Friday, March 15, 2013

How to address a question like, "Are schools outdated?"

I read another great post from Harmer entitled, Is technology killing school?  Harmer poses the following questions:
Is technology starting to drive learning (cf what Pearson are doing – that was at the top of this blogpost), or is learning directing technological development?

Is ‘school’ outdated? or perhaps, what is the role of school in our modern world?

How much self-organised learning can (and indeed should) children be asked to do, and how confident are you of its success?

How on earth can we evaluate the glowing evangelism of a TED talk?

Technology affords learners to gain understandings, skills, and appropriate dispositions more effectively, efficiently, and engagingly.  This is not necessarily the same as technology driving learning, not necessarily the same as learning driving tech. development.  The two are actually an emergent relationship among a single dynamic system.  Thus, technology feeds potentiality…the potential for learners to connect ideas, materials, and personal relationships into something relevant and meaningful.  To understand the use of materials or objects such as technology is to understand it in relationship to the connection of ideas and personal relationships that make up an overall (material-semiotic) assemblage.

Understanding material-semiotic assemblages enables one to better address questions like “Are schools outdated?”  and “How useful are SOLEs?”  When one questions whether schools are outdated or not, much will depend on how ideas, materials, and personal relationships (both within schools and among schools) connect in an overall network.  Same goes when asking whether SOLEs are beneficial or not.
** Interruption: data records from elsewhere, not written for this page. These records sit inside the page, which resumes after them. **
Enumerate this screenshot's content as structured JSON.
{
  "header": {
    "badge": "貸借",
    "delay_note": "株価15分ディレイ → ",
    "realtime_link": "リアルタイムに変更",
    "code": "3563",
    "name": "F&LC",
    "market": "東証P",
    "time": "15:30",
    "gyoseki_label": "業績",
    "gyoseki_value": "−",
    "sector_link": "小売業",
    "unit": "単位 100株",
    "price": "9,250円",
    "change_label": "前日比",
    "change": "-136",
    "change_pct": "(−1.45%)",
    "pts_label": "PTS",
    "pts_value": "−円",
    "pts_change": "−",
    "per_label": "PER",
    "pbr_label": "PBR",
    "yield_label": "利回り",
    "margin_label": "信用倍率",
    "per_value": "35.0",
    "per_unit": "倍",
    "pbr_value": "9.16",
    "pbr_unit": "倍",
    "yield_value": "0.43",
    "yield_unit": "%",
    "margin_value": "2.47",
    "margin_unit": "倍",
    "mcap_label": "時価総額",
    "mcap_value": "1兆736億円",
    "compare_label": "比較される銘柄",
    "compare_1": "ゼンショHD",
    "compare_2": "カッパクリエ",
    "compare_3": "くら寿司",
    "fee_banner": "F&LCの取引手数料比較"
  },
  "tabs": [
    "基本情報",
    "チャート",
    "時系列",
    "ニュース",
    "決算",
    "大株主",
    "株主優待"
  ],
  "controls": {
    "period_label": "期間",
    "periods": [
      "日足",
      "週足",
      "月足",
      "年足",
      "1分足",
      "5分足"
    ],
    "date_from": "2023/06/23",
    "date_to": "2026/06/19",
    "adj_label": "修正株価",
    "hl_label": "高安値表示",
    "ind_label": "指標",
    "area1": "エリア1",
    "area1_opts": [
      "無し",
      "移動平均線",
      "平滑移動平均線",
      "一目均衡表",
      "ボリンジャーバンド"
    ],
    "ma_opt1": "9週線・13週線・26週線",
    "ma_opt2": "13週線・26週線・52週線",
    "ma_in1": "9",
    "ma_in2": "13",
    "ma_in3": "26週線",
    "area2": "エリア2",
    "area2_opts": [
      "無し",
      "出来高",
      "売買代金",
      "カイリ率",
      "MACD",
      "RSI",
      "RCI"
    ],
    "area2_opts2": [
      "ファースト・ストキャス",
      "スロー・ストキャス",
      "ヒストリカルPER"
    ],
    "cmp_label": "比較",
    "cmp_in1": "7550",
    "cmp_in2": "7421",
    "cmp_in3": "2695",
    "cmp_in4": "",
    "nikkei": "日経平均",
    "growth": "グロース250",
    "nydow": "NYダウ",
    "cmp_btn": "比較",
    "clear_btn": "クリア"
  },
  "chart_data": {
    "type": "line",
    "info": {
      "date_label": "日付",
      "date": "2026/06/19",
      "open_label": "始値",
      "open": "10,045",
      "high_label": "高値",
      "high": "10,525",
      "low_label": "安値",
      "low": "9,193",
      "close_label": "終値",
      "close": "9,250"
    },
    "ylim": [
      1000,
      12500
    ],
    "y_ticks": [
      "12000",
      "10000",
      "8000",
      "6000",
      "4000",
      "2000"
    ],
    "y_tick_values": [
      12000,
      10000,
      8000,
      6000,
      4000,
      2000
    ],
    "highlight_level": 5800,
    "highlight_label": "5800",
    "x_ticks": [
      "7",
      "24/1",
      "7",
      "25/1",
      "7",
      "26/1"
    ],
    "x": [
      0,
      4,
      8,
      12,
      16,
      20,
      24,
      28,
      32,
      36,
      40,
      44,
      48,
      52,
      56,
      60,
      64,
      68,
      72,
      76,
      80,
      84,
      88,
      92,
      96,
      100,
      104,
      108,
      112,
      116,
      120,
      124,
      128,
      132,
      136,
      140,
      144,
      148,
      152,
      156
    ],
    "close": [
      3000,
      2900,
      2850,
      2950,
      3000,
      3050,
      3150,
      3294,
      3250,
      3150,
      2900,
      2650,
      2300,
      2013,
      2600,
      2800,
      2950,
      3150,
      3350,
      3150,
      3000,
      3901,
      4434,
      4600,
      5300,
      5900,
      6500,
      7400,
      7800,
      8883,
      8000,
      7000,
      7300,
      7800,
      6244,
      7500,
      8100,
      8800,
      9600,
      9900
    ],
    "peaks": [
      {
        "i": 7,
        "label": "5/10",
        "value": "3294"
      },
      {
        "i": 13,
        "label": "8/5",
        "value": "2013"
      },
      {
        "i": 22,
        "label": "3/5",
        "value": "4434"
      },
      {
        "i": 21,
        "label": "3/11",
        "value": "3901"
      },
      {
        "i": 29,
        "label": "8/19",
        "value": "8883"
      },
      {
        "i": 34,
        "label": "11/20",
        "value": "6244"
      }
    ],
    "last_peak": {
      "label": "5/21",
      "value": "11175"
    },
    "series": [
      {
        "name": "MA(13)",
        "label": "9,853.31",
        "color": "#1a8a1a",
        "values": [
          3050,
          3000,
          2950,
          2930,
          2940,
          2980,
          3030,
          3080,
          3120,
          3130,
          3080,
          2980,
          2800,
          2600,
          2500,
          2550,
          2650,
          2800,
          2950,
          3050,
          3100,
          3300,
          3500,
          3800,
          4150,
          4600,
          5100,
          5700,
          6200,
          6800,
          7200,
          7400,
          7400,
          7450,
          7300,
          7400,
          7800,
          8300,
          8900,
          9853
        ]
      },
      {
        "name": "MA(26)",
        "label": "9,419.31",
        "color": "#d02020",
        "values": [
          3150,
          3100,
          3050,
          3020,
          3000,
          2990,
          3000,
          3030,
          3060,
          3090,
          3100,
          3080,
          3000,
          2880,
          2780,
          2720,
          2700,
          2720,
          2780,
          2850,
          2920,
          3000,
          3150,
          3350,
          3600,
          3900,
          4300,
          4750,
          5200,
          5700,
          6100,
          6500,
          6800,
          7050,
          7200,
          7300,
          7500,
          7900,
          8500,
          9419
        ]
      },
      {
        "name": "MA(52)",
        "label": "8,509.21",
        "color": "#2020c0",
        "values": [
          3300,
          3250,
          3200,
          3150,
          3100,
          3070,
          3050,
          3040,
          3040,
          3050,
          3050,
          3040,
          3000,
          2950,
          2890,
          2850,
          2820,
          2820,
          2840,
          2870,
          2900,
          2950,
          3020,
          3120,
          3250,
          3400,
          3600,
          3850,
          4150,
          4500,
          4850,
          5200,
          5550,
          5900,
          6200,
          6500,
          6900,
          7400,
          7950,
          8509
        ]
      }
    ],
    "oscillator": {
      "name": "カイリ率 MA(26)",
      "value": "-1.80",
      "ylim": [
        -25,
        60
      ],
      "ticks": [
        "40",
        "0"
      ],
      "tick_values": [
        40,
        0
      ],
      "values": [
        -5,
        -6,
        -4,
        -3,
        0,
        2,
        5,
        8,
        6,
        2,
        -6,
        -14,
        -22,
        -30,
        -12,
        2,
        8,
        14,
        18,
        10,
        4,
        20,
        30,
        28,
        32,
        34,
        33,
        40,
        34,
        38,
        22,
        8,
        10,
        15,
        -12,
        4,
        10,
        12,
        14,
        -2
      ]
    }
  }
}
Answering the essential questions about the potentiality of technology, schools, and SOLEs will depend on how we avoid the trap of assuming an understanding of any single facet of a material-semiotic assemblage (i.e., ideas, materials, social relationships) while ignoring or placing less emphasis on any of the other two.

My answer to the first three questions is to begin by assuming that “schools” is really a material-semiotic assemblage of ideas, materials, and social relationships that all must come together (or connect) in ways that allow for educative experiences to emerge – thinking Dewey here.  The ideas, materials, and social relationships are networked not only within the school but extend outside the school as well.  The emergent networks underpins all educative experiences that learners experience, which leads to a slightly question: How can we improve a school given a particular material-semiotic assemblage?  Indeed, the answer will be rooted in context.  So, my “answer” is really not an answer but an approach to an answer…how’s that for an answer. :)

As far as evaluating a TED talk, I would also approach it a bit differently.  How can ideas stated from a TED talk (theory) become relevant and meaningful to the practical aspects of a local context?  My approach to the answer would be to begin connecting these ideas to a certain set of materials and social relationships that relate to a local context.  If this is done long enough, then holistic patterns may begin to emerge that then will allow educational stakeholders the luxury of assessing whether or not the ideas from a TED Talk where useful.